Earlier this evening, I attended a two-hour dinner event at the Heritage Foundation with Justice Clarence Thomas, his wife Virginia, and a small number of other bloggers and New Media members. It confirmed for me that the media has never gotten a grasp of the man under the robes, possibly because they have not spent even the small amount of time with him that we did tonight and that Steve Kroft did with his 60 Minutes interview -- and they have missed a real story from that failure. And while the nominal reason for the evening was his book launch -- and we each received autographed copies -- it turned into a wide-ranging conversation that had little to do with the book.
The evening started with Justice Thomas greeting us, taking pictures and chatting us up a bit. He asked me what I wrote about at Captain's Quarters, and I replied, "Just about anything -- politics, culture, foreign policy, and Notre Dame football," at which he let loose his unique gust of laughter. "Notre Dame football?" he asked incredulously. "You'd better stick with foreign policy this year!" (Obviously, his wisdom came through immediately.) The twenty or so people who attended the dinner all had a similar experience; Justice Thomas made a great effort to put us at ease, which he did all night long.
He told us that he had deliberately wanted to spend the first day of his book launch with New Media journalists, noting specifically that he felt good about avoiding the Supreme Court press on the occasion. Thomas explained that he wished we'd been around in 1991, that we could have made sure that the facts of the case came to light. We could have worked around the mainstream media narrative, he told us, and stated several times that he was very impressed with the work we did.
The book represents his effort to reach people through his life story, Thomas explained. He has now reached a point in his life where he wants to let go of some tasks, such as travel and outreach efforts which have taken up most of his spare time from the Court. He has tired of the grind and wants to spend more time with his family. He loves his work on the Court, however, and sees himself remaining on the court for the rest of his life. In fact, Bill Kristol teased him about running for President, and I believe his exact words were, "Oh, hell no."
Thomas had that kind of blunt speaking style, but without any rancor or bitterness. He came across as a man who had nothing left to prove and no criticisms to answer. In fact, Thomas mentioned that he has never had any unpleasantness in his personal appearances. A couple of times at universities, faculty members have walked out on him -- "it's always the faculty and never the students," he emphasized -- and said, "Whoop-de-doo! Cowards run. It's what they do."
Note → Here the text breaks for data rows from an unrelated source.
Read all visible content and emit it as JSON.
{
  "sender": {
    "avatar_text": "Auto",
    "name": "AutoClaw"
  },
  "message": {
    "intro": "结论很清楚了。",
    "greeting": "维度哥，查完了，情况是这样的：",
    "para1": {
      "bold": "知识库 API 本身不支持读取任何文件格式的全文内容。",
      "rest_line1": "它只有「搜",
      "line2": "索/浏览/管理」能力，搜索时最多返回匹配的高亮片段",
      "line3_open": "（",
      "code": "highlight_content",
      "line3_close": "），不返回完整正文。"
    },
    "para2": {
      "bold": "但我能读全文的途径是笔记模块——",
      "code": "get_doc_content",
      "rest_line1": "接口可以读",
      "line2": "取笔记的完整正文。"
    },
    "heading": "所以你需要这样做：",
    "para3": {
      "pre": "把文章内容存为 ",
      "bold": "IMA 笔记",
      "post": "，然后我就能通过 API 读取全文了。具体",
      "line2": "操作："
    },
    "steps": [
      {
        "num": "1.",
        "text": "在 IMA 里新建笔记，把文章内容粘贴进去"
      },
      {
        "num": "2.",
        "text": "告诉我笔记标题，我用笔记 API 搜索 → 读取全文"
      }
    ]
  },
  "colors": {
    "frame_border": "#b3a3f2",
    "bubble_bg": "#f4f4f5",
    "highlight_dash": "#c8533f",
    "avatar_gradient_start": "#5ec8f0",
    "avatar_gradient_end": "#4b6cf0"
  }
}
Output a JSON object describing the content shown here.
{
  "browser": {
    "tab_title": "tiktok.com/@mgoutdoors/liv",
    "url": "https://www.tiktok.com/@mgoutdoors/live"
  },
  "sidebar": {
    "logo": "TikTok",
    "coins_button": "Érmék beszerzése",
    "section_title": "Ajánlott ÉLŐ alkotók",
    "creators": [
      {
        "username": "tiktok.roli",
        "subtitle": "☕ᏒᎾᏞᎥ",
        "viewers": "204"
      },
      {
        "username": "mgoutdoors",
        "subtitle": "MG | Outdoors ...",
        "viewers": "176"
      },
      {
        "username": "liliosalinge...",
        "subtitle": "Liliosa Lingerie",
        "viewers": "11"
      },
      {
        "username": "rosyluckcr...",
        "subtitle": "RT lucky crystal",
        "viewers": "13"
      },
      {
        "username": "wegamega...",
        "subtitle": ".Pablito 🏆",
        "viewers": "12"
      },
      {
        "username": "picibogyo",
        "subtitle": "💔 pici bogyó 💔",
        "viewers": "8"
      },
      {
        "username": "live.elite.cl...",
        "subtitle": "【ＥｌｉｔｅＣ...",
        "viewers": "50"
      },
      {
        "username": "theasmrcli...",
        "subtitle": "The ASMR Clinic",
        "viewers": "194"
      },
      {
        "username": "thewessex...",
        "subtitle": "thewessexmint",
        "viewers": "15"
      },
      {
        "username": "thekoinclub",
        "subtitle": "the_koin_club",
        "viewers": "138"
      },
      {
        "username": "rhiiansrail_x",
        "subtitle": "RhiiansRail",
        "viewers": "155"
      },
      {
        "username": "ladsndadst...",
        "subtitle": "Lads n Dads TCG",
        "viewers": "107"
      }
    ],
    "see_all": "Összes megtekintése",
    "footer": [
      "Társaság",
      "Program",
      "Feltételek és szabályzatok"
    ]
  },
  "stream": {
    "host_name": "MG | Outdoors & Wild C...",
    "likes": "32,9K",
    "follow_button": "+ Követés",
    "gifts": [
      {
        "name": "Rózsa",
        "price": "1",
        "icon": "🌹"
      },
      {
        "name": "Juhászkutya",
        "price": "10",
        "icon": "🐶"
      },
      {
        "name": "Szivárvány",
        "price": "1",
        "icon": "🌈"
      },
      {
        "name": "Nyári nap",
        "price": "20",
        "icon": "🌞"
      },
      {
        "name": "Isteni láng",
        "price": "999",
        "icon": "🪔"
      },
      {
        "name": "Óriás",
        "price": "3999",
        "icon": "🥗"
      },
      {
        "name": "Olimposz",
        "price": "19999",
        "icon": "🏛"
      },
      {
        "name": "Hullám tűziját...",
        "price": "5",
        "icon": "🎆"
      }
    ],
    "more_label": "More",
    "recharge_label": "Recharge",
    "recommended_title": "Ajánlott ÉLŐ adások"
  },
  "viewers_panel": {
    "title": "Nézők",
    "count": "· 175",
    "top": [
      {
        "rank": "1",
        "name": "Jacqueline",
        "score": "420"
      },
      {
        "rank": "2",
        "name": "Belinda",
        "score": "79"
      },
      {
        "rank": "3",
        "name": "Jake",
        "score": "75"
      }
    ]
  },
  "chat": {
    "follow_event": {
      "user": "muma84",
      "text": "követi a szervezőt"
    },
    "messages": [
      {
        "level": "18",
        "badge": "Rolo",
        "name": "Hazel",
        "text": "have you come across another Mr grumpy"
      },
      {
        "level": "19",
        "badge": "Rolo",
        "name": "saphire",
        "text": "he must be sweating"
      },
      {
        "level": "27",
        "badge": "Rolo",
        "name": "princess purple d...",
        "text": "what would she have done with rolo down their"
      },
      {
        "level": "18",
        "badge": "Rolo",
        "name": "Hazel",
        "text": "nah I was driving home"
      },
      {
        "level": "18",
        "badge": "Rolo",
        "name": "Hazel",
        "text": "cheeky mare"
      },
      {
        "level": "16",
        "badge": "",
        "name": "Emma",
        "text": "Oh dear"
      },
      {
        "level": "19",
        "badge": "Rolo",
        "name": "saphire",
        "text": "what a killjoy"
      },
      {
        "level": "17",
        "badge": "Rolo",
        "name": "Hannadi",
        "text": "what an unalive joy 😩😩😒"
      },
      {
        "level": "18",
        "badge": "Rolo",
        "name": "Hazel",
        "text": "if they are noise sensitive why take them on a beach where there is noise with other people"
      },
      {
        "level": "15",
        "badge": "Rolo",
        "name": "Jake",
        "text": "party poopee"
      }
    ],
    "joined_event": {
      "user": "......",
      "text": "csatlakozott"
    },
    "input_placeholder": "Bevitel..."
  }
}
He got perhaps his biggest laugh when answering one of my questions. I had asked him if he agreed that some justices have "grown" on the bench, without being specific, although Kristol encouraged him to get very specific. Thomas demurred on the specificity, but took some time to give a thoughtful answer. He agreed that the phenomenon exists, and that he sees it as a pressure of incentives and disincentives. Some justices worried about how law schools and other elites will perceive them, and begin to develop opinions with an eye to prestigious invitations and awards -- and the punishing lack of same if they do not evolve towards the accepted wisdom of academics. "I wouldn't get an invitation from Columbia University unless I was a Middle East dictator with nuclear weapons," he gave as an example, again with his trademark booming laugh.
My lasting impression of Clarence Thomas is this: he is his own man, and he is beholden to no one. With that, he has the confidence and self-satisfaction that allows him to be engaging, gracious, honest, and open. That the media and a good part of the nation could have missed this amazing and impressive man should anger and sadden the American populace. I will not ever forget the dichotomy between the public image of Clarence Thomas and the real human being I met tonight.
UPDATE: Other bloggers have started posting about the meeting. Kate O'Beirne has a post up at The Corner, and my friend Paul Mirengoff has his remarks at Power Line. Be sure to read these -- we have all keyed on different aspects of the evening.